● Task description:
Among the entries below, please show each line that carries the word "FULL".

● Information given:

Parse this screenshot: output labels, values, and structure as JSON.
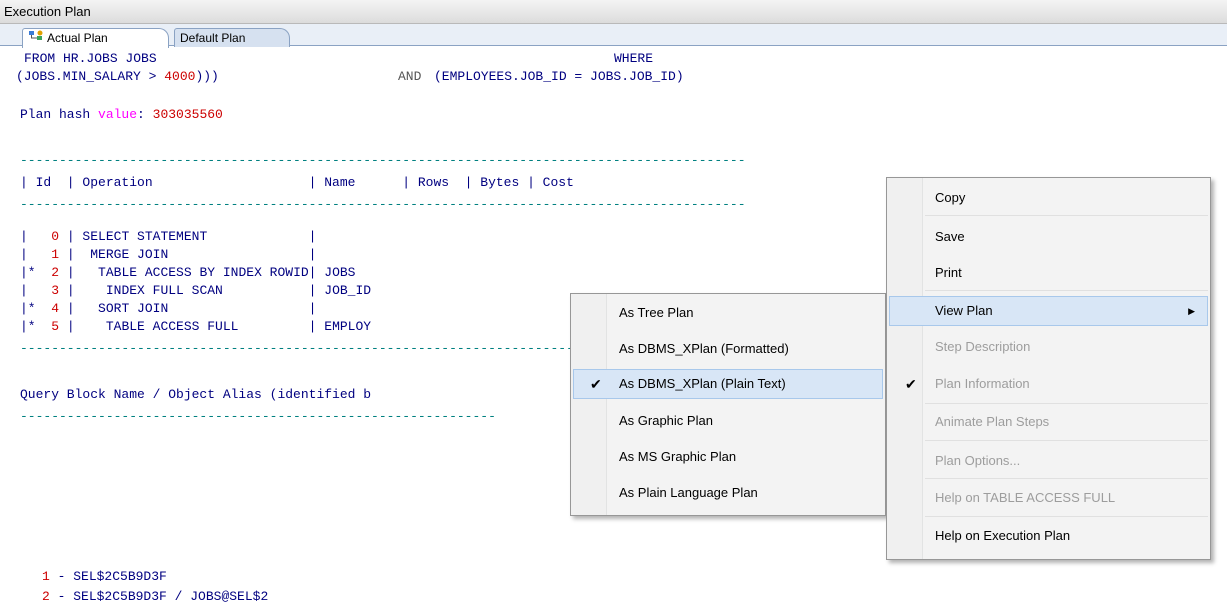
{
  "window": {
    "title": "Execution Plan"
  },
  "tabs": [
    {
      "label": "Actual Plan",
      "active": true,
      "icon": "plan-icon"
    },
    {
      "label": "Default Plan",
      "active": false
    }
  ],
  "code": {
    "line1a": "FROM HR.JOBS JOBS",
    "line1b": "WHERE",
    "line2a": "(JOBS.MIN_SALARY > ",
    "line2num": "4000",
    "line2b": ")))",
    "line2and": "AND",
    "line2c": "(EMPLOYEES.JOB_ID = JOBS.JOB_ID)",
    "hash_label": "Plan hash ",
    "hash_value_word": "value",
    "hash_colon": ": ",
    "hash_number": "303035560",
    "dashes": "---------------------------------------------------------------------------------------------",
    "header": "| Id  | Operation                    | Name      | Rows  | Bytes | Cost",
    "rows": [
      {
        "prefix": "|   ",
        "id": "0",
        "rest": " | SELECT STATEMENT             |"
      },
      {
        "prefix": "|   ",
        "id": "1",
        "rest": " |  MERGE JOIN                  |"
      },
      {
        "prefix": "|*  ",
        "id": "2",
        "rest": " |   TABLE ACCESS BY INDEX ROWID| JOBS"
      },
      {
        "prefix": "|   ",
        "id": "3",
        "rest": " |    INDEX FULL SCAN           | JOB_ID"
      },
      {
        "prefix": "|*  ",
        "id": "4",
        "rest": " |   SORT JOIN                  |"
      },
      {
        "prefix": "|*  ",
        "id": "5",
        "rest": " |    TABLE ACCESS FULL         | EMPLOY"
      }
    ],
    "qb_title": "Query Block Name / Object Alias (identified b",
    "qb_dashes": "-------------------------------------------------------------",
    "qb_rows": [
      {
        "num": "1",
        "text": " - SEL$2C5B9D3F"
      },
      {
        "num": "2",
        "text": " - SEL$2C5B9D3F / JOBS@SEL$2"
      }
    ]
  },
  "context_menu": {
    "items": [
      {
        "label": "Copy",
        "enabled": true
      },
      {
        "label": "Save",
        "enabled": true
      },
      {
        "label": "Print",
        "enabled": true
      },
      {
        "label": "View Plan",
        "enabled": true,
        "submenu": true,
        "highlighted": true
      },
      {
        "label": "Step Description",
        "enabled": false
      },
      {
        "label": "Plan Information",
        "enabled": false,
        "checked": true
      },
      {
        "label": "Animate Plan Steps",
        "enabled": false
      },
      {
        "label": "Plan Options...",
        "enabled": false
      },
      {
        "label": "Help on TABLE ACCESS FULL",
        "enabled": false
      },
      {
        "label": "Help on Execution Plan",
        "enabled": true
      }
    ],
    "check_glyph": "✔",
    "arrow_glyph": "▶"
  },
  "submenu": {
    "items": [
      {
        "label": "As Tree Plan"
      },
      {
        "label": "As DBMS_XPlan (Formatted)"
      },
      {
        "label": "As DBMS_XPlan (Plain Text)",
        "checked": true,
        "highlighted": true
      },
      {
        "label": "As Graphic Plan"
      },
      {
        "label": "As MS Graphic Plan"
      },
      {
        "label": "As Plain Language Plan"
      }
    ]
  }
}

● Task response:
        "rest": " |    INDEX FULL SCAN           | JOB_ID"
        "rest": " |    TABLE ACCESS FULL         | EMPLOY"
        "label": "Help on TABLE ACCESS FULL",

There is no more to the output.